How is your life as a triathlete influencing your life as a student at your college in Norwich?

Sladden:  I’m so fortunate that my university degree is so flexible, I am able to train around lectures to get the most out of the two aspects, being a student at the university has it’s perks as I’m able to train with the university squad, which has helped me a lot.

You changed your life from a lazy teenager to a triathlete with a grade of distinction in sport and exercise science, what were the key factors that changed your life and what helped changing your life?

Sladden:  The key factors that changed in my life was a mental kick. I had always liked the idea of running so I joined a running club and everyone there was so supportive as I was only a newbie! I hated the days before, where I was waking up at 2-3 pm every day not doing anything with my life, so I sat down and had a think, got things done and changed my life.

Is there enough time for your family and your girlfriend  besides studying and training?

Sladden:  I’m lucky at the fact that my girlfriend is so supportive of my training and knows that I’ve got to be out doing 4 km swim sets or two hour turbo sessions, she’ll be cooking tea while I’m doing these sessions just for when I finish. We have a date night every month in which I treat her for everything that she has done for me. Where family is concerned, I always manage to incorporate training when seeing them, they live 20-30 miles away so I’m able to do a long bike ride to see them.

How does your nutritional program look before and after a triathlon?

Sladden:  I don’t follow a strict nutritional program before and after a triathlon, although before the triathlon I make sure that I’ve had a balanced diet and plenty of carbs with no snacking on biscuits. Being a vegan helps me know what I’ve got to eat and makes me think about what I eat more. After a triathlon I try to get plenty of protein, especially in the first half an hour of completing it, as the recovery process is faster.

How does a triathlete regenerate?

Sladden: The way I regenerate after a hard session or a race is taking a day or two off depending on how long or how fatigued I feel after it, I try to not do much walking around and just relax knowing that in a few days I’ve got to train again.

What were your biggest successes that you achieved?

Sladden: My biggest successes are winning the great east run and the Haleigh 5 mile race in 2014 and being selected to compete for my county in the Cross Country Championships.

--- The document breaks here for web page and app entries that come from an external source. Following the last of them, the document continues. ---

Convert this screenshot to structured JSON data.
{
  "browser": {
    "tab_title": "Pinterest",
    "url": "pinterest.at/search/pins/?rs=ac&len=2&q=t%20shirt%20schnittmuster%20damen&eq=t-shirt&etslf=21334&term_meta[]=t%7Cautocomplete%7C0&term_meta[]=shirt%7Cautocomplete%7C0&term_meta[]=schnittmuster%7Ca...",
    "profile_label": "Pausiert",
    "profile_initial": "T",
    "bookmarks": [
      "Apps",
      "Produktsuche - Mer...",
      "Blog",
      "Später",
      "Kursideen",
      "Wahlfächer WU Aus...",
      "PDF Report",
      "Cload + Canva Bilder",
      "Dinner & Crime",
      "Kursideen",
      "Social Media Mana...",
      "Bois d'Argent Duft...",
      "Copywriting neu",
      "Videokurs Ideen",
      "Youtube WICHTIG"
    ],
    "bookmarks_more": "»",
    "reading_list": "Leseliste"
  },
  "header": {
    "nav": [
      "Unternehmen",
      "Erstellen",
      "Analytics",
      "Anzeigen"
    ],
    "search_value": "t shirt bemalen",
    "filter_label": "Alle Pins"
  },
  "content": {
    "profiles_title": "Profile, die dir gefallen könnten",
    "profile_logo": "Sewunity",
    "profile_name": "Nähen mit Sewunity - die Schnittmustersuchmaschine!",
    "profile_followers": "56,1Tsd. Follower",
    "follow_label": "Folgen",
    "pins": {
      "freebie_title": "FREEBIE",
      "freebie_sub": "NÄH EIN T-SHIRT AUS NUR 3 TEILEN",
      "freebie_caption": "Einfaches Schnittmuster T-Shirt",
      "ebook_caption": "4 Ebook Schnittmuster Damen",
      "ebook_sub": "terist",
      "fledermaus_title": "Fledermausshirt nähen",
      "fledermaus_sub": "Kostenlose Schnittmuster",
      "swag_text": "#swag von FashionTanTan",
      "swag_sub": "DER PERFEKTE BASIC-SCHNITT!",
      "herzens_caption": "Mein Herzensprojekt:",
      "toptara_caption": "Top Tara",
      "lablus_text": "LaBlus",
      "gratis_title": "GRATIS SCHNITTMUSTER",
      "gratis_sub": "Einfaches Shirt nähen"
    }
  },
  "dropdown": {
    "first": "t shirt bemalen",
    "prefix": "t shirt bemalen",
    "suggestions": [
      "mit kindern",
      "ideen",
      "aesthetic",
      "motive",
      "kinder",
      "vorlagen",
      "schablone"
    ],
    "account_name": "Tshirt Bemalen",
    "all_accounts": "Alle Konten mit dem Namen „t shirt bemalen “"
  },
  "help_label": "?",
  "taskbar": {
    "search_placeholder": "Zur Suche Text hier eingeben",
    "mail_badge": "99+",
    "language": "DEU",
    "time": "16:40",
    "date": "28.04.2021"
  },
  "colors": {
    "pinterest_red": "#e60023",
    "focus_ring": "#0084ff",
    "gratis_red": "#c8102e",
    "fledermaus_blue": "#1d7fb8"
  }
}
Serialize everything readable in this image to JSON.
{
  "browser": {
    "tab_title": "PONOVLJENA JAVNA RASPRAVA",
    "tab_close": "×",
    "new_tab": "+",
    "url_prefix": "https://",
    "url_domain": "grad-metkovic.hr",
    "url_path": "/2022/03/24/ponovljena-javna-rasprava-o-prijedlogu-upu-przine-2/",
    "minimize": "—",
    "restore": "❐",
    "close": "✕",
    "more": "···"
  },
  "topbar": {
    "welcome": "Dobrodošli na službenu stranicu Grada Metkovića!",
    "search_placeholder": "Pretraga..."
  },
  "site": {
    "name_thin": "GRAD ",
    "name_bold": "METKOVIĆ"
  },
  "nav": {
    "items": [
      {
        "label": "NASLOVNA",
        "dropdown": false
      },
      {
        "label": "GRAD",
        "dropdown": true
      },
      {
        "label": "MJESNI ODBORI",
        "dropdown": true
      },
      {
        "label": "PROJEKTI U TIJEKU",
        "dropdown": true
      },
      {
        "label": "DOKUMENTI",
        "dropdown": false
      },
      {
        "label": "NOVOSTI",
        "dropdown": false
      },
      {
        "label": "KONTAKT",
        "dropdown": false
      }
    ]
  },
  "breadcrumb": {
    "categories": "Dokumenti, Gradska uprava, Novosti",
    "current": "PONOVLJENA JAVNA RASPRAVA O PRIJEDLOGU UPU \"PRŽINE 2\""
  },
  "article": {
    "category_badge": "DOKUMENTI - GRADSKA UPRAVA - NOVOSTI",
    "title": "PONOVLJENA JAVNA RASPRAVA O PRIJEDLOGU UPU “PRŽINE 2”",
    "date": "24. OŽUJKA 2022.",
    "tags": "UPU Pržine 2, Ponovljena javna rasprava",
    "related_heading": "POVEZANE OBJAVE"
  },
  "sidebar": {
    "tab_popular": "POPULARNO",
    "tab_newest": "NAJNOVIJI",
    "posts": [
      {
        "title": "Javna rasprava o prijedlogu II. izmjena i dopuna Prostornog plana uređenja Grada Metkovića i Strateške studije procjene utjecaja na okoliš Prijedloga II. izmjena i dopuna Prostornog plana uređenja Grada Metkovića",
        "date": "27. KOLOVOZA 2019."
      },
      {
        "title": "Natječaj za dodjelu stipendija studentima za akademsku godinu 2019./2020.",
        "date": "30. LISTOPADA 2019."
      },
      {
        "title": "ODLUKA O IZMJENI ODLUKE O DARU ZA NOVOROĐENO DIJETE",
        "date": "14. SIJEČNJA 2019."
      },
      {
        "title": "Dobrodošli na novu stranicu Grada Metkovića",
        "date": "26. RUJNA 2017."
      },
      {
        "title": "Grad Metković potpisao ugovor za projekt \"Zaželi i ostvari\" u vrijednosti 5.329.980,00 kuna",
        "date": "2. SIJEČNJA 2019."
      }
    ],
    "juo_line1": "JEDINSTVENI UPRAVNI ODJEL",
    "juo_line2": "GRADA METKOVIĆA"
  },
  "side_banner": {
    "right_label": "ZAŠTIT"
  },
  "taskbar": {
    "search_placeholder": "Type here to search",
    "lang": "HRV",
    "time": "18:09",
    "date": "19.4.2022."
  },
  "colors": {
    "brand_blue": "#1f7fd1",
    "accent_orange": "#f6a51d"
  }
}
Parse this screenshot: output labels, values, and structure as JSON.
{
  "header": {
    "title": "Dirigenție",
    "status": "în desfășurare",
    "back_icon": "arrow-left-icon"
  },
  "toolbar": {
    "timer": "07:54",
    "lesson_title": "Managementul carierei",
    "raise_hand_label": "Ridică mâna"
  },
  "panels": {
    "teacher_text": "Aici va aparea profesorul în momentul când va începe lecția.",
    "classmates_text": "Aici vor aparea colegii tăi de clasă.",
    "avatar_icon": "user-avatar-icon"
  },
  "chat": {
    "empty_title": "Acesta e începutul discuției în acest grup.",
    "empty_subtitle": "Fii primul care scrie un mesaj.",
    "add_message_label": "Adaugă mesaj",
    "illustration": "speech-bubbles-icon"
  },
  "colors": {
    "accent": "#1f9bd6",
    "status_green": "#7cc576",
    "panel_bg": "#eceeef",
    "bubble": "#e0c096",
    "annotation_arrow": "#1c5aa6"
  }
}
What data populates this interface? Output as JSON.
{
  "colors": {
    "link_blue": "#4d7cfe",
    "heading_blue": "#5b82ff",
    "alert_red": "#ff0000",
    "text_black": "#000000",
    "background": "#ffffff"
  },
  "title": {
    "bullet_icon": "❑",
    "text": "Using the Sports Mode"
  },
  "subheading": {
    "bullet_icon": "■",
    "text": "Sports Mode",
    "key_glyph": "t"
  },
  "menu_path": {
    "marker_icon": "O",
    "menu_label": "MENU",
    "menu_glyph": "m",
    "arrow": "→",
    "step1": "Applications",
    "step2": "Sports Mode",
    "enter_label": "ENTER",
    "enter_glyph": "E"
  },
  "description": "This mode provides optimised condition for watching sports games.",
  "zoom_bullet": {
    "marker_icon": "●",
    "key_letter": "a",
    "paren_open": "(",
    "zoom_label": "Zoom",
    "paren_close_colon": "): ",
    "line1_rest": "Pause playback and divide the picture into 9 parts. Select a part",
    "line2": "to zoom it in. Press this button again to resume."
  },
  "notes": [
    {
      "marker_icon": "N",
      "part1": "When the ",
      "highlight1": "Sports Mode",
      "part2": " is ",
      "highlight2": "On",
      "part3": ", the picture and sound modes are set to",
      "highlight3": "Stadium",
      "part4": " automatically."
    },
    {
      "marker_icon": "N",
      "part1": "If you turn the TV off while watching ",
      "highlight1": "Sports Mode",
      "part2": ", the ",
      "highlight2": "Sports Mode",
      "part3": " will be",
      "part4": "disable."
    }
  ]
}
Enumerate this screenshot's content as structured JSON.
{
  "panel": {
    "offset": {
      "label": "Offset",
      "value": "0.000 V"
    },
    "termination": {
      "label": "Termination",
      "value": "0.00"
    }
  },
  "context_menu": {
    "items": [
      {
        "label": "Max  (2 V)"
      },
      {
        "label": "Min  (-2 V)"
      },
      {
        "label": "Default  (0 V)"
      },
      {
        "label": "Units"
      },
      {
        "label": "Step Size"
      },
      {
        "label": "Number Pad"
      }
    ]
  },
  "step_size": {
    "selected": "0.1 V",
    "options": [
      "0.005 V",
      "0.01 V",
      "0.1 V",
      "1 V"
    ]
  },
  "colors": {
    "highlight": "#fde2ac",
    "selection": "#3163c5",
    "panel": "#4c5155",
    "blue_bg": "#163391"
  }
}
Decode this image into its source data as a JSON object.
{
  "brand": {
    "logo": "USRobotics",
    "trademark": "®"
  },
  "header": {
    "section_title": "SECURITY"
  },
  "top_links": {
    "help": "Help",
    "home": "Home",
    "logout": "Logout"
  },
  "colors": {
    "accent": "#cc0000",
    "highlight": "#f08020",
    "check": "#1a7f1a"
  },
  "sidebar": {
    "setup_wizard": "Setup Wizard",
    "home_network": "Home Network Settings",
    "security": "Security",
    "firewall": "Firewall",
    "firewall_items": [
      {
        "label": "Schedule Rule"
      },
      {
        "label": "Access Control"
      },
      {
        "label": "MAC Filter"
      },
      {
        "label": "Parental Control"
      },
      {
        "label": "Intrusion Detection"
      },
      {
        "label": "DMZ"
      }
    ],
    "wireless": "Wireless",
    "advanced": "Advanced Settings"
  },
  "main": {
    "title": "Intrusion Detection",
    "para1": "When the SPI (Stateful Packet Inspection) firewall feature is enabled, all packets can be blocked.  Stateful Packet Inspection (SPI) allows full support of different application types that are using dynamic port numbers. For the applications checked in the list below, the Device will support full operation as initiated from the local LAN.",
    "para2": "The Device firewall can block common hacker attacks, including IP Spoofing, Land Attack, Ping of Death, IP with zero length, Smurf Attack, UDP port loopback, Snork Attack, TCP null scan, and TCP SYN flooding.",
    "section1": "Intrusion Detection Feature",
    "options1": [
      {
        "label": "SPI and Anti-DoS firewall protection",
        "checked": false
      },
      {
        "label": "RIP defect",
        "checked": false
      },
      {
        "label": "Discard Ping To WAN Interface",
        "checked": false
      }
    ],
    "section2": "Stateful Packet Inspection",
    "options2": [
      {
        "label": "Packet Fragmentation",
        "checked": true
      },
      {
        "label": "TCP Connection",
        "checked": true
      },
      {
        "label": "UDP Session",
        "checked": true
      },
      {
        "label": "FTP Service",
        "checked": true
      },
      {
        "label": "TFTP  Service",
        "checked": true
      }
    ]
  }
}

Marcus Sladden running at the Waveney Triathlon - Photo Credit Marcus Sladden

Marcus Sladden running at the Waveney Triathlon – Photo Credit Marcus Sladden

What was your personal triathlon highlight?

Sladden: My personal triathlon highlight is coming second in a local triathlon, and third in my age group in the ITU Grand Final open age group race in London 2013.

Could you imagine to perform an Iron Man?

Sladden: Oh definitely in the future, I’d love to give one a go and excel at it. I want to reach the world champions one day.

Do you have idols concerning triathlon?

Sladden: I have a lot of people I look up to concerning triathlons, you have the elites like the Brownlee brothers and Javier Gomez, but the people I idolise most are the people I train with, people like Joe and Simon and the people from my run club, seeing there dedication day in and day out really motivates me to keep going.

What are your goals for the future?

Sladden: My goals for the future are qualifying for the World Cup in Conzumel next year, I will be competing in the St Neots triathlon and the Dambuster triathlon to try and secure my spot. A long term goal is to become a professional triathlete.

 

You can read more about Marcus Sladden on his blog.